(4-21-20) In a memo released and during a teleconference today by OHSAA Executive Director Jerry Snodgrass there seems to be some ‘laws being laid down‘. In the past Snodgrass says that he worked at the pleasure of his membership, it seems that he is not going that route since COVID 19.

There is no ‘I’ in OHSAA.

I also have to go with the fact that my number one concern that I have, over everything, is the health and safety of everyone involved. It’s not just our student-athletes. It’s the parents, coaches, umpires, officials, the scorekeepers. All those things enter into this. It’s a tough decision and it’s one that I and all the other Executive Directors of the other states never thought we would have to do. Never did I think this would be the case, but I’ve tried to be as prepared as I could every step of the way.”

In recent twitter posts

“As we have stated in our previous communications, today’s announcement by Governor DeWine to close schools for the remainder of the 2019-20 school year also will now result in the cancellation of OHSAA-sponsored spring sports seasons including tournaments.”

“July is a very physical month for our student-athletes entering fall sports, so we have already started looking at, if this continues through the summer, we’ll have the potential of having a lot of kids who haven’t had the physical activity that they would normally have going into a fall season. So for the health and safety of everyone, we have to look at the acclimation periods going into the fall, if that happens. We have to be prepared for that. We’re also talking about that, if this does go through the summer, what is the likelihood that a student can get in to get a physical (annual medical exam). We have a sport medicine advisory group that is looking at that. They are looking at all aspects such as whether artificial surfaces need to be treated. We are relying on the advice of experts in our decision making.

  • Who is looking at acclimation periods?
  • Who is a part of the special medicine advisory group? Who selected them?
  • Limiting number of games in the fall, based on what?
  • How many took the School administrator survey, what were the questions and some of the replies?

What Snodgrass said today during his media  teleconference-

Shortening the season or limiting number of games in fall sports is “on the table.”  Schools who depend on football income for the athletic budget will be sinking in red ink if this happens.

Playing regular-season games without fans in the fall is each school’s decision, tournament games would be the OHSAA’s decision.

He’s not in favor of canceling all fall sports if some can be played. If there are some group size restrictions still in place that render some sports games or meets impossible, but allows others (like golf), he’s in favor of holding what could be held.

A survey of school administrators across Ohio showed they are supportive of the no-contact period being extended as long as school building closure is in effect.

No layoffs or furloughs are in place for the OHSAA staff in the immediate plans and the OHSAA has applied for funds under the CARES Act.

On the status of the OHSAA budget:

“The financial ramifications are serious. We lost a good share of our ticket revenues. Football attendance was down this year. In the spring, everything but track is profitable. It’s not all about profit, but we are a business.”
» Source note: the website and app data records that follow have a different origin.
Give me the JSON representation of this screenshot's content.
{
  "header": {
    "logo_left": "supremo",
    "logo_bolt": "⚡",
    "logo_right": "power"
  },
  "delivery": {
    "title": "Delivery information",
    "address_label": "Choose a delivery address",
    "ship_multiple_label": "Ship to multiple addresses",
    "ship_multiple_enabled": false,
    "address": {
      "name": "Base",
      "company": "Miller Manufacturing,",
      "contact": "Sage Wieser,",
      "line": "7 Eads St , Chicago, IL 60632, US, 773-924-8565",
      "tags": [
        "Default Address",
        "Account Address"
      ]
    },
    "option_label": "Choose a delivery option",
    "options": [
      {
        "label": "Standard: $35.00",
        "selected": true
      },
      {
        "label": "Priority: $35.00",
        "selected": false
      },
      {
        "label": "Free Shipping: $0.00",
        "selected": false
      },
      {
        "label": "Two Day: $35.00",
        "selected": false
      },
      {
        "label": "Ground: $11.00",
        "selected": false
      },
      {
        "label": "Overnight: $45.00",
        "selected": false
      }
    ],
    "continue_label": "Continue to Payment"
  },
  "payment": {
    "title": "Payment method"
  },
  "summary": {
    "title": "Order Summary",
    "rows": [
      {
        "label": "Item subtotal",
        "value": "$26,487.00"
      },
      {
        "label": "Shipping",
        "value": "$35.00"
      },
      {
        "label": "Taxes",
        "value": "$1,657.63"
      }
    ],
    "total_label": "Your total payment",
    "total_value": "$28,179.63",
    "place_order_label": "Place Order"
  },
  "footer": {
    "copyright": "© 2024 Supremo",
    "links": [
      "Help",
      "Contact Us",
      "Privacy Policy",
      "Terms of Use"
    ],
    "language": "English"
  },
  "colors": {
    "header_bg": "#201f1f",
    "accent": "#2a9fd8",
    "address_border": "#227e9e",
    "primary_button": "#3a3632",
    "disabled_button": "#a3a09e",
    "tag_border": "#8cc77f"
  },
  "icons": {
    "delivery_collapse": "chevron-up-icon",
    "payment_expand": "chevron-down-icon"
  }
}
If you don’t think there is a problem with the current way things are being handled…wait until the Executive Director says the OHSAA needs $2,000 a year from your school  to be a member to cover the recent lost income.
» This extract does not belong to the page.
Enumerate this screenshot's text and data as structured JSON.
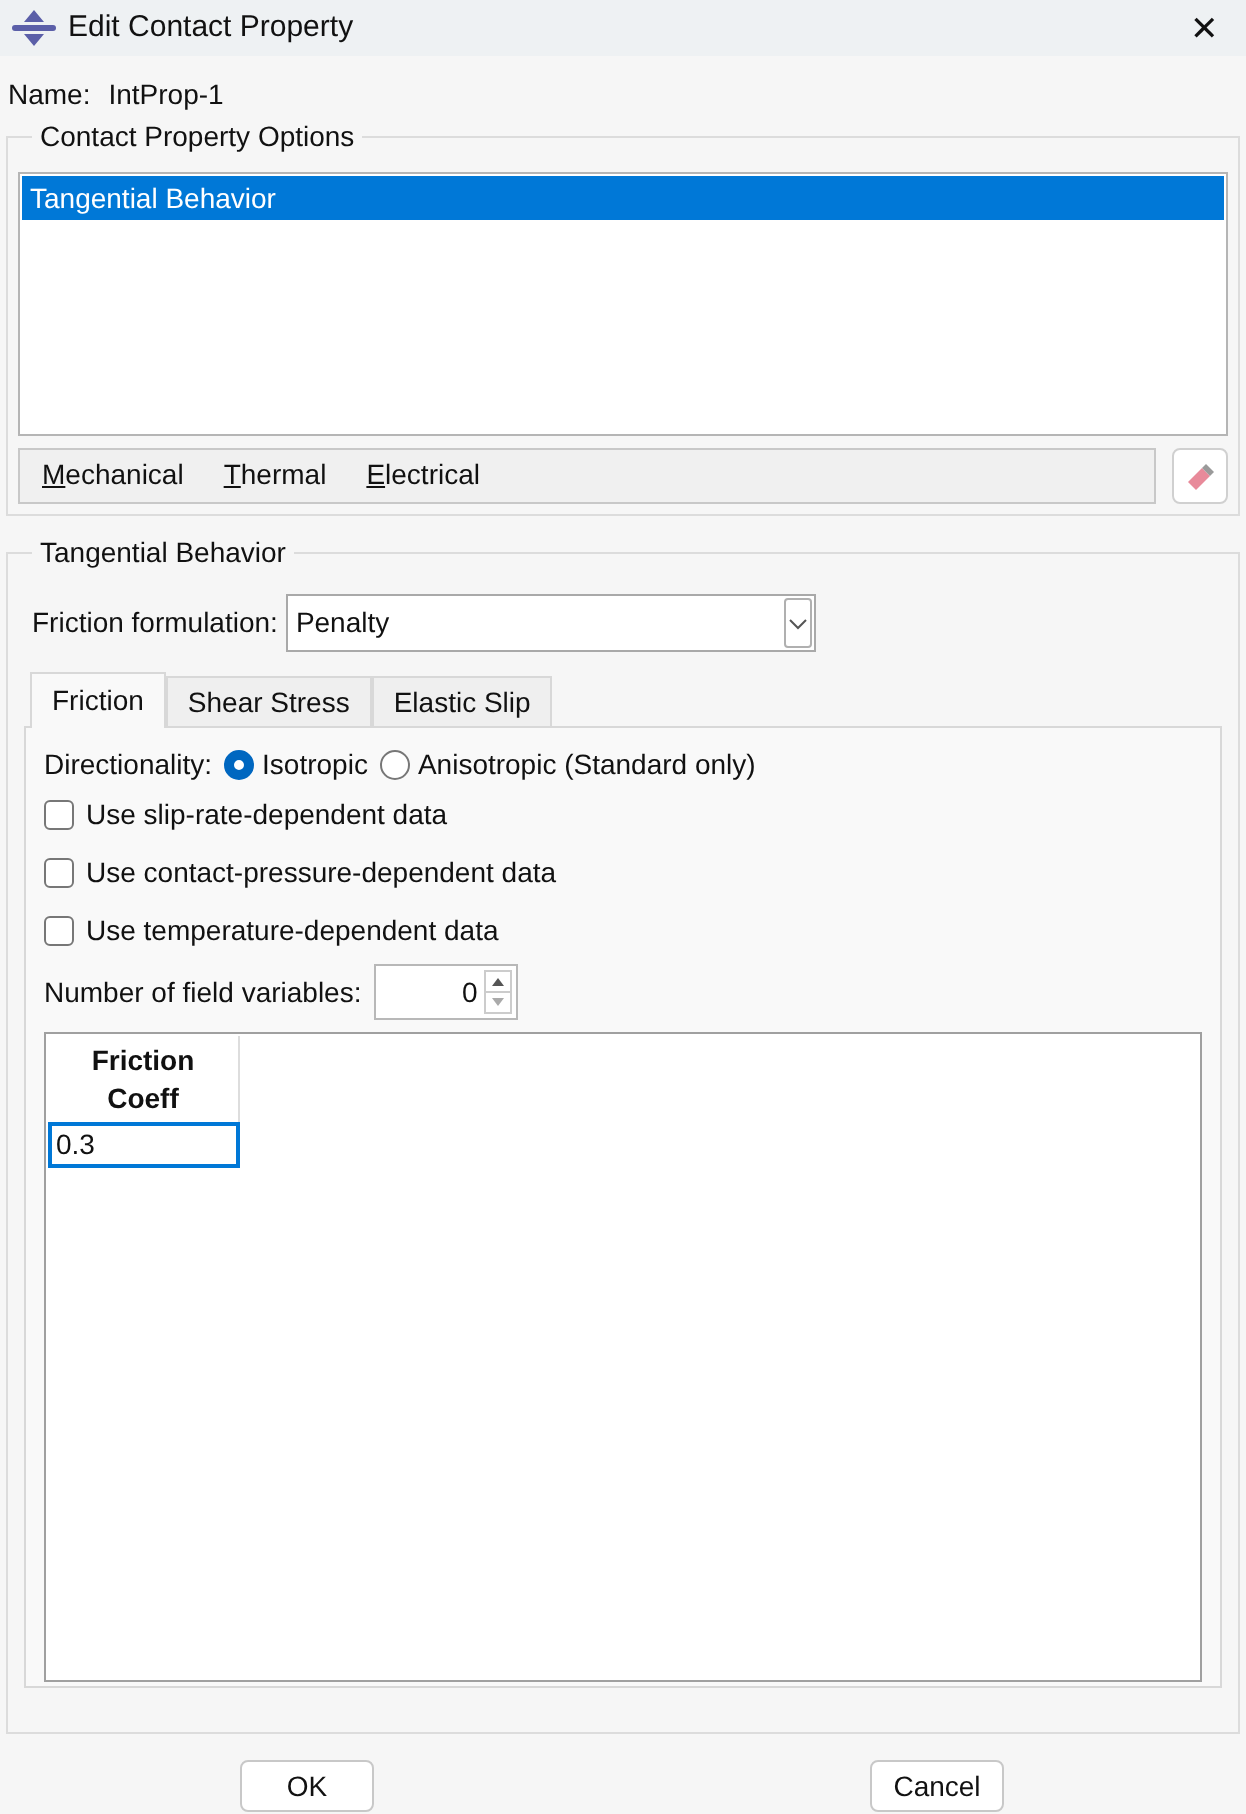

So who is making up the above guidelines? Member schools need to become more active in decisions that will affect their school systems in the future. Short memos from the OHSAA informing administrators about the changes that have been implemented after it has already been decided…is not enough.

Martial Law???? Agree or disagree you can see that the OHSAA membership is not able give input to many of these decisions. Down the road schools may have to ‘pay up’ for what is taking now.